I asked my cousin (and if you’ve been following this blog you’ll know that my cousin is also a classmate of mine) this question, “If someone were to pay you to leave medical school, and you could never come back, how much money would it have to be?”

She thought for a while, and, instead of answering me with a straight answer, she asked me how much it would take for me to walk away.

I quickly replied, “$100 million.”

I’m not sure if she laughed or chuckled. My memory is a bit hazy on that part. But she said she’d probably do it for a “little less.” But upon pressing her about what “a little less” meant, I think she said $50 million. She did say, however, that she’d probably always wonder “What if?’ about staying in medical school.

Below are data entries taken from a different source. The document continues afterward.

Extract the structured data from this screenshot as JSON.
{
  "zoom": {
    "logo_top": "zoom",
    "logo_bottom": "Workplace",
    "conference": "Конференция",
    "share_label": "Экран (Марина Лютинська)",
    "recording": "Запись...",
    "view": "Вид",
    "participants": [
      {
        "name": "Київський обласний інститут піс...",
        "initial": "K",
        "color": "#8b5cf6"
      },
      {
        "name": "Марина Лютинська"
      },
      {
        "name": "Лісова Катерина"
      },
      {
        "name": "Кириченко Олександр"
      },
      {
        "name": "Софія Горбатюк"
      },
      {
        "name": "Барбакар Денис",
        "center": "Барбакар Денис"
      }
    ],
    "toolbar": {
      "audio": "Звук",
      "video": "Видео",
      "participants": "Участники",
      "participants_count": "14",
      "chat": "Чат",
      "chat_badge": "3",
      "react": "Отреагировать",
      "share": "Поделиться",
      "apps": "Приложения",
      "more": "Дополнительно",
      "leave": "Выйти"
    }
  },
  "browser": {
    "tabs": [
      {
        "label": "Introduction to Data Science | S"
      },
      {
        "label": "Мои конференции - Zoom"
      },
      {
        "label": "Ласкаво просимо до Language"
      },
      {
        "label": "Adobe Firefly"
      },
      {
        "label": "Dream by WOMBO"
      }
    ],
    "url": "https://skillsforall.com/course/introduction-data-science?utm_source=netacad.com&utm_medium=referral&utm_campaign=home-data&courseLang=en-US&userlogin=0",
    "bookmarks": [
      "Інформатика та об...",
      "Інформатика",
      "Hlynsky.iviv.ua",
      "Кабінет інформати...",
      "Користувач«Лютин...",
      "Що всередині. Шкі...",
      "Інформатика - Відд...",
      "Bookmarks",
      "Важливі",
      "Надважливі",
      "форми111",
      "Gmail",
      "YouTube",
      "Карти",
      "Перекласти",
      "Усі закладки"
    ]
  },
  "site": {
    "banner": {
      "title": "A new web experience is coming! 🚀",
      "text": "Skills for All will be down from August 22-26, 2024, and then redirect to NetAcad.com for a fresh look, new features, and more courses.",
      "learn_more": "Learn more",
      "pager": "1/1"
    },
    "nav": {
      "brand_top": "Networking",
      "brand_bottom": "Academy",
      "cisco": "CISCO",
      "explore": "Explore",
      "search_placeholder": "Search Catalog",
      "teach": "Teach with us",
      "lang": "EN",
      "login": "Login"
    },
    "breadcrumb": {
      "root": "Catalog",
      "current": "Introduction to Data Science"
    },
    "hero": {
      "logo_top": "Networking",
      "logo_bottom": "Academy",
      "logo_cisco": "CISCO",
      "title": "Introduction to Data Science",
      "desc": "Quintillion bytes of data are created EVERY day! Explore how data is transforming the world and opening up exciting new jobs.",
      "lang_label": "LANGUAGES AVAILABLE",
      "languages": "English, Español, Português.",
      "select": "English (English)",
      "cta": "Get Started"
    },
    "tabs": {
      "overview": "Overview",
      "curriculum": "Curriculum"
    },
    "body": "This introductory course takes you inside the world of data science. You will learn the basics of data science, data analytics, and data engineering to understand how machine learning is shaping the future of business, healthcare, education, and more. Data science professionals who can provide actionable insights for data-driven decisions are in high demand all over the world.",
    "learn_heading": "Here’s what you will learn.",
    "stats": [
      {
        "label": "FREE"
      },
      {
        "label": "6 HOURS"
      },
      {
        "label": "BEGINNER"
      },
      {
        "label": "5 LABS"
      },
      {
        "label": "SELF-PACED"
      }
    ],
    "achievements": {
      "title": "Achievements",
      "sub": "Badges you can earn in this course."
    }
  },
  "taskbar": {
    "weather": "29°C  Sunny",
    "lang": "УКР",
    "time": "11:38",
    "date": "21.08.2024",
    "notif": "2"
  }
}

Ideally someone would offer me $100 million to take and I could stay in medical school too. But if the condition was that I walk away and never return to med school… Well, I don’t think I’d have any qualms about that.

Does that make me any less of a medical student? Does it reflect poorly on me?

I wonder because I asked another classmate the same question. Her reply was a lighting-fast, “You couldn’t pay me to leave. You’d have to kick me out.”

Her answer left me speechless. Well kind of… I did manage to say, “Oh… that’s cool.”


Conversations: Feeling Unprepared

I recently had a conversation with my cousin (who also happens to be my classmate). The conversation was sandwiched between a couple hours of studying about ischemic heart disease, vascular disease, valvular disease, and congenital heart diseases. We were preparing for a Pathology lab where we were scheduled to do some “team-based learning.” (These team-based sessions involve working in groups of five to figure out a diagnosis based on a small clinical vignettes. Once the diagnosis is obtained we usually have to figure out the mechanisms leading to the condition.)

The conversation took place right after I showed her a sample test that applicants to the San Francisco Police Department can download at the department website. The first few sections were really simple and we skimmed through right through it. It felt easy. (At least the first sections felt easy. There was at least one section towards the end that looked pretty tricky.)

I’m not sure who first verbalized it, but we noted how it had been a long time since we had walked into an exam feeling fully confident in what we knew and of what the outcome would be. So far in medical school it hasn’t mattered how much I have spent preparing for an exam. I have never walked into a test site feeling like I know everything as well as I should. Maybe that one student that keeps scoring between 98-100% knows how that feels, but I sure don’t. And that is a very frustrating thing.